> Exercise inputs:

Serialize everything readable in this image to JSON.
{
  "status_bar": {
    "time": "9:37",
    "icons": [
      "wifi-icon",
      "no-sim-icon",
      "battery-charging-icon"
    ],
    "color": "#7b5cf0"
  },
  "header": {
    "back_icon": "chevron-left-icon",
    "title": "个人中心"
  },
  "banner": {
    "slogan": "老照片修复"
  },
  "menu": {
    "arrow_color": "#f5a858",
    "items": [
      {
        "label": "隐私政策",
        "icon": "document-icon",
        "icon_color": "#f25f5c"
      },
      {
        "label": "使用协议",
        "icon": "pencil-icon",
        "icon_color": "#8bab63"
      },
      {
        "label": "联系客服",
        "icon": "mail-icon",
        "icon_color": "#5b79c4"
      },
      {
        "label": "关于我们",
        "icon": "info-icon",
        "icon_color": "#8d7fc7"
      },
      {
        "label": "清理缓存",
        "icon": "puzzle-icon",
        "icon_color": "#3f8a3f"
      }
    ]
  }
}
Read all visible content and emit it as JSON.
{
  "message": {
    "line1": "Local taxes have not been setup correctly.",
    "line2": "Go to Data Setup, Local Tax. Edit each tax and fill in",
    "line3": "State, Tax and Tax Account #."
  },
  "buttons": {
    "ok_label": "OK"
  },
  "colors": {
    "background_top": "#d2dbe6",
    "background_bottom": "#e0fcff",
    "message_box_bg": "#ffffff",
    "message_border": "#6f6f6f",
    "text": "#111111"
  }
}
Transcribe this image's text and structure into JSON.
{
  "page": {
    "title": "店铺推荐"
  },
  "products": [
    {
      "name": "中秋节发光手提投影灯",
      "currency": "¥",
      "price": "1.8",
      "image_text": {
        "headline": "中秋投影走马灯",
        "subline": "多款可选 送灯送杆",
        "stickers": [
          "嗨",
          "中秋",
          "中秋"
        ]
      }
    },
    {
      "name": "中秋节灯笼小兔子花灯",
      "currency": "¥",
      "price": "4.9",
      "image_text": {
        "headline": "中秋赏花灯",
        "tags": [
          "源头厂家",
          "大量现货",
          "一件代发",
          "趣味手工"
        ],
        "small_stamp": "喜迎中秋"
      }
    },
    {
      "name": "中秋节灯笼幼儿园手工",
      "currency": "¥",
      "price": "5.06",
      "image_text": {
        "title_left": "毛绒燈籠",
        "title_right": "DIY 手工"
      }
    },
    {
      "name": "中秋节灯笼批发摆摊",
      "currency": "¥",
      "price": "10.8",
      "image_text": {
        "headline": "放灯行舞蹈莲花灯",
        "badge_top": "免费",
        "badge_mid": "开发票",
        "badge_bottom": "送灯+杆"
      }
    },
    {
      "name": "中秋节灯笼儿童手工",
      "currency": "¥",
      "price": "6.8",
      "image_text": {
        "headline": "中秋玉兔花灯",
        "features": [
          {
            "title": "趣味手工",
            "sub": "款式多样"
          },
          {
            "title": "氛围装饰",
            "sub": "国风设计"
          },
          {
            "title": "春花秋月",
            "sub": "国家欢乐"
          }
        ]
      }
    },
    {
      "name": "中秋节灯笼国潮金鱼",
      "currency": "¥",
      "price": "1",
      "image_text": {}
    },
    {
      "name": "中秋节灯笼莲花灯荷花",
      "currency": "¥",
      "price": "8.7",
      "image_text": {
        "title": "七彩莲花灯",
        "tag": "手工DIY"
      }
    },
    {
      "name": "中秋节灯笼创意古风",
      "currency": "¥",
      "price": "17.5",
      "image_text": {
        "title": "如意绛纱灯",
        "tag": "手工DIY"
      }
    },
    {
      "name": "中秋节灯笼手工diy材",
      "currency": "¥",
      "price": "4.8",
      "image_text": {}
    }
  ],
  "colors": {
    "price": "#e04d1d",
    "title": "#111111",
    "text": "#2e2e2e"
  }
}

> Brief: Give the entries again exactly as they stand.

> Solution to this exercise:
Serialize everything readable in this image to JSON.
{
  "status_bar": {
    "time": "9:37",
    "icons": [
      "wifi-icon",
      "no-sim-icon",
      "battery-charging-icon"
    ],
    "color": "#7b5cf0"
  },
  "header": {
    "back_icon": "chevron-left-icon",
    "title": "个人中心"
  },
  "banner": {
    "slogan": "老照片修复"
  },
  "menu": {
    "arrow_color": "#f5a858",
    "items": [
      {
        "label": "隐私政策",
        "icon": "document-icon",
        "icon_color": "#f25f5c"
      },
      {
        "label": "使用协议",
        "icon": "pencil-icon",
        "icon_color": "#8bab63"
      },
      {
        "label": "联系客服",
        "icon": "mail-icon",
        "icon_color": "#5b79c4"
      },
      {
        "label": "关于我们",
        "icon": "info-icon",
        "icon_color": "#8d7fc7"
      },
      {
        "label": "清理缓存",
        "icon": "puzzle-icon",
        "icon_color": "#3f8a3f"
      }
    ]
  }
}
Read all visible content and emit it as JSON.
{
  "message": {
    "line1": "Local taxes have not been setup correctly.",
    "line2": "Go to Data Setup, Local Tax. Edit each tax and fill in",
    "line3": "State, Tax and Tax Account #."
  },
  "buttons": {
    "ok_label": "OK"
  },
  "colors": {
    "background_top": "#d2dbe6",
    "background_bottom": "#e0fcff",
    "message_box_bg": "#ffffff",
    "message_border": "#6f6f6f",
    "text": "#111111"
  }
}
Transcribe this image's text and structure into JSON.
{
  "page": {
    "title": "店铺推荐"
  },
  "products": [
    {
      "name": "中秋节发光手提投影灯",
      "currency": "¥",
      "price": "1.8",
      "image_text": {
        "headline": "中秋投影走马灯",
        "subline": "多款可选 送灯送杆",
        "stickers": [
          "嗨",
          "中秋",
          "中秋"
        ]
      }
    },
    {
      "name": "中秋节灯笼小兔子花灯",
      "currency": "¥",
      "price": "4.9",
      "image_text": {
        "headline": "中秋赏花灯",
        "tags": [
          "源头厂家",
          "大量现货",
          "一件代发",
          "趣味手工"
        ],
        "small_stamp": "喜迎中秋"
      }
    },
    {
      "name": "中秋节灯笼幼儿园手工",
      "currency": "¥",
      "price": "5.06",
      "image_text": {
        "title_left": "毛绒燈籠",
        "title_right": "DIY 手工"
      }
    },
    {
      "name": "中秋节灯笼批发摆摊",
      "currency": "¥",
      "price": "10.8",
      "image_text": {
        "headline": "放灯行舞蹈莲花灯",
        "badge_top": "免费",
        "badge_mid": "开发票",
        "badge_bottom": "送灯+杆"
      }
    },
    {
      "name": "中秋节灯笼儿童手工",
      "currency": "¥",
      "price": "6.8",
      "image_text": {
        "headline": "中秋玉兔花灯",
        "features": [
          {
            "title": "趣味手工",
            "sub": "款式多样"
          },
          {
            "title": "氛围装饰",
            "sub": "国风设计"
          },
          {
            "title": "春花秋月",
            "sub": "国家欢乐"
          }
        ]
      }
    },
    {
      "name": "中秋节灯笼国潮金鱼",
      "currency": "¥",
      "price": "1",
      "image_text": {}
    },
    {
      "name": "中秋节灯笼莲花灯荷花",
      "currency": "¥",
      "price": "8.7",
      "image_text": {
        "title": "七彩莲花灯",
        "tag": "手工DIY"
      }
    },
    {
      "name": "中秋节灯笼创意古风",
      "currency": "¥",
      "price": "17.5",
      "image_text": {
        "title": "如意绛纱灯",
        "tag": "手工DIY"
      }
    },
    {
      "name": "中秋节灯笼手工diy材",
      "currency": "¥",
      "price": "4.8",
      "image_text": {}
    }
  ],
  "colors": {
    "price": "#e04d1d",
    "title": "#111111",
    "text": "#2e2e2e"
  }
}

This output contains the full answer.